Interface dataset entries

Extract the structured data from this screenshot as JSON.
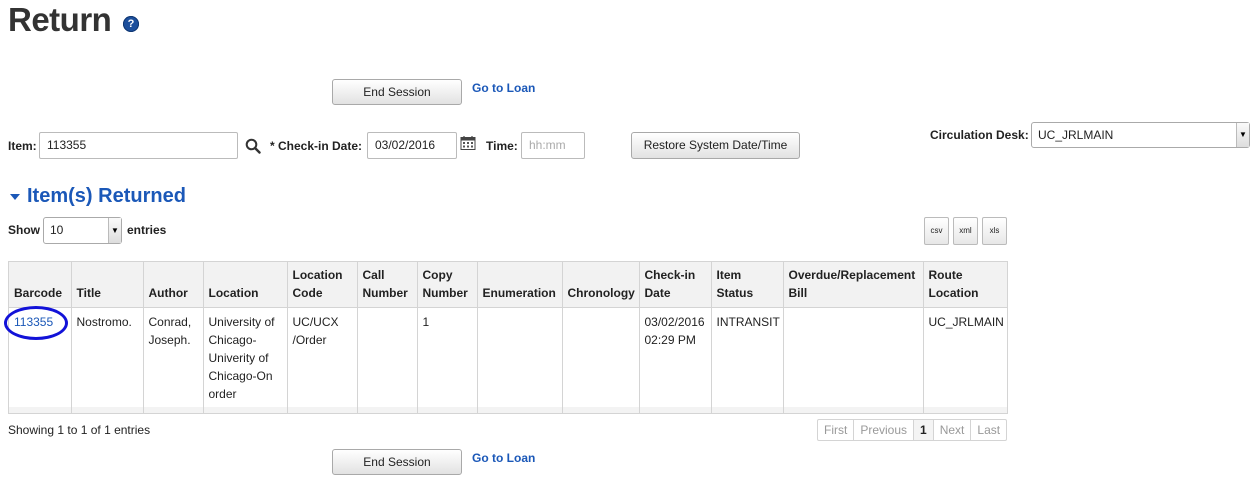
{
  "page": {
    "title": "Return",
    "help_icon": "question-mark-icon"
  },
  "top_actions": {
    "end_session": "End Session",
    "go_to_loan": "Go to Loan"
  },
  "form": {
    "item_label": "Item:",
    "item_value": "113355",
    "search_icon": "magnifier-icon",
    "checkin_date_label": "* Check-in Date:",
    "checkin_date_value": "03/02/2016",
    "calendar_icon": "calendar-icon",
    "time_label": "Time:",
    "time_placeholder": "hh:mm",
    "restore_button": "Restore System Date/Time",
    "circ_desk_label": "Circulation Desk:",
    "circ_desk_value": "UC_JRLMAIN"
  },
  "section": {
    "title": "Item(s) Returned"
  },
  "table_controls": {
    "show_label": "Show",
    "entries_value": "10",
    "entries_label": "entries",
    "export_buttons": [
      "csv",
      "xml",
      "xls"
    ]
  },
  "table": {
    "headers": [
      [
        "Barcode"
      ],
      [
        "Title"
      ],
      [
        "Author"
      ],
      [
        "Location"
      ],
      [
        "Location",
        "Code"
      ],
      [
        "Call",
        "Number"
      ],
      [
        "Copy",
        "Number"
      ],
      [
        "Enumeration"
      ],
      [
        "Chronology"
      ],
      [
        "Check-in",
        "Date"
      ],
      [
        "Item",
        "Status"
      ],
      [
        "Overdue/Replacement",
        "Bill"
      ],
      [
        "Route",
        "Location"
      ]
    ],
    "rows": [
      {
        "barcode": "113355",
        "title": "Nostromo.",
        "author": [
          "Conrad,",
          "Joseph."
        ],
        "location": [
          "University of",
          "Chicago-",
          "Univerity of",
          "Chicago-On",
          "order"
        ],
        "location_code": [
          "UC/UCX",
          "/Order"
        ],
        "call_number": "",
        "copy_number": "1",
        "enumeration": "",
        "chronology": "",
        "checkin_date": [
          "03/02/2016",
          "02:29 PM"
        ],
        "item_status": "INTRANSIT",
        "overdue_bill": "",
        "route_location": "UC_JRLMAIN"
      }
    ]
  },
  "table_footer": {
    "info": "Showing 1 to 1 of 1 entries",
    "pager": [
      "First",
      "Previous",
      "1",
      "Next",
      "Last"
    ]
  },
  "bottom_actions": {
    "end_session": "End Session",
    "go_to_loan": "Go to Loan"
  }
}
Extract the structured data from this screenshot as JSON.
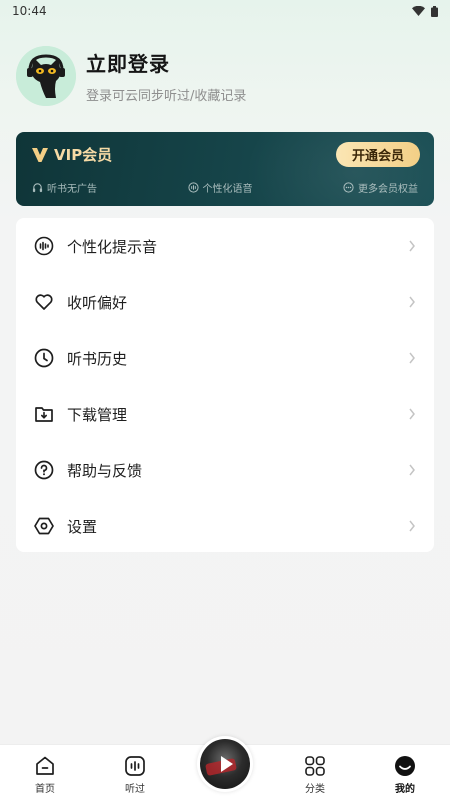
{
  "status_bar": {
    "time": "10:44"
  },
  "profile": {
    "title": "立即登录",
    "subtitle": "登录可云同步听过/收藏记录"
  },
  "vip": {
    "title": "VIP会员",
    "button_label": "开通会员",
    "accent_color": "#f6dba6",
    "benefits": [
      {
        "icon": "headphones-icon",
        "label": "听书无广告"
      },
      {
        "icon": "voice-icon",
        "label": "个性化语音"
      },
      {
        "icon": "more-dots-icon",
        "label": "更多会员权益"
      }
    ]
  },
  "menu": [
    {
      "icon": "voice-wave-icon",
      "label": "个性化提示音"
    },
    {
      "icon": "heart-icon",
      "label": "收听偏好"
    },
    {
      "icon": "clock-icon",
      "label": "听书历史"
    },
    {
      "icon": "download-folder-icon",
      "label": "下载管理"
    },
    {
      "icon": "help-icon",
      "label": "帮助与反馈"
    },
    {
      "icon": "settings-hexagon-icon",
      "label": "设置"
    }
  ],
  "tabs": [
    {
      "icon": "home-icon",
      "label": "首页"
    },
    {
      "icon": "listened-icon",
      "label": "听过"
    },
    {
      "icon": "category-icon",
      "label": "分类"
    },
    {
      "icon": "profile-icon",
      "label": "我的",
      "active": true
    }
  ]
}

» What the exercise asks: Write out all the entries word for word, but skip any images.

» Written response:
Extract the structured data from this screenshot as JSON.
{
  "page": {
    "title": "Return",
    "help_icon": "question-mark-icon"
  },
  "top_actions": {
    "end_session": "End Session",
    "go_to_loan": "Go to Loan"
  },
  "form": {
    "item_label": "Item:",
    "item_value": "113355",
    "search_icon": "magnifier-icon",
    "checkin_date_label": "* Check-in Date:",
    "checkin_date_value": "03/02/2016",
    "calendar_icon": "calendar-icon",
    "time_label": "Time:",
    "time_placeholder": "hh:mm",
    "restore_button": "Restore System Date/Time",
    "circ_desk_label": "Circulation Desk:",
    "circ_desk_value": "UC_JRLMAIN"
  },
  "section": {
    "title": "Item(s) Returned"
  },
  "table_controls": {
    "show_label": "Show",
    "entries_value": "10",
    "entries_label": "entries",
    "export_buttons": [
      "csv",
      "xml",
      "xls"
    ]
  },
  "table": {
    "headers": [
      [
        "Barcode"
      ],
      [
        "Title"
      ],
      [
        "Author"
      ],
      [
        "Location"
      ],
      [
        "Location",
        "Code"
      ],
      [
        "Call",
        "Number"
      ],
      [
        "Copy",
        "Number"
      ],
      [
        "Enumeration"
      ],
      [
        "Chronology"
      ],
      [
        "Check-in",
        "Date"
      ],
      [
        "Item",
        "Status"
      ],
      [
        "Overdue/Replacement",
        "Bill"
      ],
      [
        "Route",
        "Location"
      ]
    ],
    "rows": [
      {
        "barcode": "113355",
        "title": "Nostromo.",
        "author": [
          "Conrad,",
          "Joseph."
        ],
        "location": [
          "University of",
          "Chicago-",
          "Univerity of",
          "Chicago-On",
          "order"
        ],
        "location_code": [
          "UC/UCX",
          "/Order"
        ],
        "call_number": "",
        "copy_number": "1",
        "enumeration": "",
        "chronology": "",
        "checkin_date": [
          "03/02/2016",
          "02:29 PM"
        ],
        "item_status": "INTRANSIT",
        "overdue_bill": "",
        "route_location": "UC_JRLMAIN"
      }
    ]
  },
  "table_footer": {
    "info": "Showing 1 to 1 of 1 entries",
    "pager": [
      "First",
      "Previous",
      "1",
      "Next",
      "Last"
    ]
  },
  "bottom_actions": {
    "end_session": "End Session",
    "go_to_loan": "Go to Loan"
  }
}
Extract the structured data from this screenshot as JSON.
{
  "status_bar": {
    "time": "10:44"
  },
  "profile": {
    "title": "立即登录",
    "subtitle": "登录可云同步听过/收藏记录"
  },
  "vip": {
    "title": "VIP会员",
    "button_label": "开通会员",
    "accent_color": "#f6dba6",
    "benefits": [
      {
        "icon": "headphones-icon",
        "label": "听书无广告"
      },
      {
        "icon": "voice-icon",
        "label": "个性化语音"
      },
      {
        "icon": "more-dots-icon",
        "label": "更多会员权益"
      }
    ]
  },
  "menu": [
    {
      "icon": "voice-wave-icon",
      "label": "个性化提示音"
    },
    {
      "icon": "heart-icon",
      "label": "收听偏好"
    },
    {
      "icon": "clock-icon",
      "label": "听书历史"
    },
    {
      "icon": "download-folder-icon",
      "label": "下载管理"
    },
    {
      "icon": "help-icon",
      "label": "帮助与反馈"
    },
    {
      "icon": "settings-hexagon-icon",
      "label": "设置"
    }
  ],
  "tabs": [
    {
      "icon": "home-icon",
      "label": "首页"
    },
    {
      "icon": "listened-icon",
      "label": "听过"
    },
    {
      "icon": "category-icon",
      "label": "分类"
    },
    {
      "icon": "profile-icon",
      "label": "我的",
      "active": true
    }
  ]
}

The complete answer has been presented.